> **EXERCISE**
Word for word, repeat every record.

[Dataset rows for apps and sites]
--- --- ---

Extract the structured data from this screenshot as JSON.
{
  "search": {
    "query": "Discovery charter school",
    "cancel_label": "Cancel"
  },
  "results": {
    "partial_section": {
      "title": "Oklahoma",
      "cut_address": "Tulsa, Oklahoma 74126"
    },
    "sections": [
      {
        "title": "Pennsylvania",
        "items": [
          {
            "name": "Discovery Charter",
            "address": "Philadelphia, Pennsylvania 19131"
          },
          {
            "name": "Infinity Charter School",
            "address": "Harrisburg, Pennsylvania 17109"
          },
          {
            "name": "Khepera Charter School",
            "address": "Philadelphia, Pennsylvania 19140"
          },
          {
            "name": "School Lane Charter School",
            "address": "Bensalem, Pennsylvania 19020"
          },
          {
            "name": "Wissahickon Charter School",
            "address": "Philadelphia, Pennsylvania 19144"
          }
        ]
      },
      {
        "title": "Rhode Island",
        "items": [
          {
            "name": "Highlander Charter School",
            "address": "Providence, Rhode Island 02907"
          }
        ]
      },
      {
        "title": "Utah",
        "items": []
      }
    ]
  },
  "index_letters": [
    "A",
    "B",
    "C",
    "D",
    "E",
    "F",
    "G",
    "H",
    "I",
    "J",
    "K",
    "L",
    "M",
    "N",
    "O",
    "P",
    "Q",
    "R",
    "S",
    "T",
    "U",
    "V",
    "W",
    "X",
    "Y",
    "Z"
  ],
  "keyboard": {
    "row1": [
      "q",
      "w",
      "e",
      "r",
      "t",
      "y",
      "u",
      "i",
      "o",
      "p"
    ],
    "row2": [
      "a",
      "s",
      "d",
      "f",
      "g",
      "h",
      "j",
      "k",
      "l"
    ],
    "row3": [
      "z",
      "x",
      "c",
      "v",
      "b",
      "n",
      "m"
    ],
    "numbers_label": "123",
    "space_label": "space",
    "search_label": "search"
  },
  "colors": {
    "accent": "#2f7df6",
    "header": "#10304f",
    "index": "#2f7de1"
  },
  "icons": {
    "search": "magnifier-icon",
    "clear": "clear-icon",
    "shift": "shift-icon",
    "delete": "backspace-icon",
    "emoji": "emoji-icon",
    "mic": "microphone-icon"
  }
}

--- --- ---

> **THE ANSWER**
Extract the structured data from this screenshot as JSON.
{
  "search": {
    "query": "Discovery charter school",
    "cancel_label": "Cancel"
  },
  "results": {
    "partial_section": {
      "title": "Oklahoma",
      "cut_address": "Tulsa, Oklahoma 74126"
    },
    "sections": [
      {
        "title": "Pennsylvania",
        "items": [
          {
            "name": "Discovery Charter",
            "address": "Philadelphia, Pennsylvania 19131"
          },
          {
            "name": "Infinity Charter School",
            "address": "Harrisburg, Pennsylvania 17109"
          },
          {
            "name": "Khepera Charter School",
            "address": "Philadelphia, Pennsylvania 19140"
          },
          {
            "name": "School Lane Charter School",
            "address": "Bensalem, Pennsylvania 19020"
          },
          {
            "name": "Wissahickon Charter School",
            "address": "Philadelphia, Pennsylvania 19144"
          }
        ]
      },
      {
        "title": "Rhode Island",
        "items": [
          {
            "name": "Highlander Charter School",
            "address": "Providence, Rhode Island 02907"
          }
        ]
      },
      {
        "title": "Utah",
        "items": []
      }
    ]
  },
  "index_letters": [
    "A",
    "B",
    "C",
    "D",
    "E",
    "F",
    "G",
    "H",
    "I",
    "J",
    "K",
    "L",
    "M",
    "N",
    "O",
    "P",
    "Q",
    "R",
    "S",
    "T",
    "U",
    "V",
    "W",
    "X",
    "Y",
    "Z"
  ],
  "keyboard": {
    "row1": [
      "q",
      "w",
      "e",
      "r",
      "t",
      "y",
      "u",
      "i",
      "o",
      "p"
    ],
    "row2": [
      "a",
      "s",
      "d",
      "f",
      "g",
      "h",
      "j",
      "k",
      "l"
    ],
    "row3": [
      "z",
      "x",
      "c",
      "v",
      "b",
      "n",
      "m"
    ],
    "numbers_label": "123",
    "space_label": "space",
    "search_label": "search"
  },
  "colors": {
    "accent": "#2f7df6",
    "header": "#10304f",
    "index": "#2f7de1"
  },
  "icons": {
    "search": "magnifier-icon",
    "clear": "clear-icon",
    "shift": "shift-icon",
    "delete": "backspace-icon",
    "emoji": "emoji-icon",
    "mic": "microphone-icon"
  }
}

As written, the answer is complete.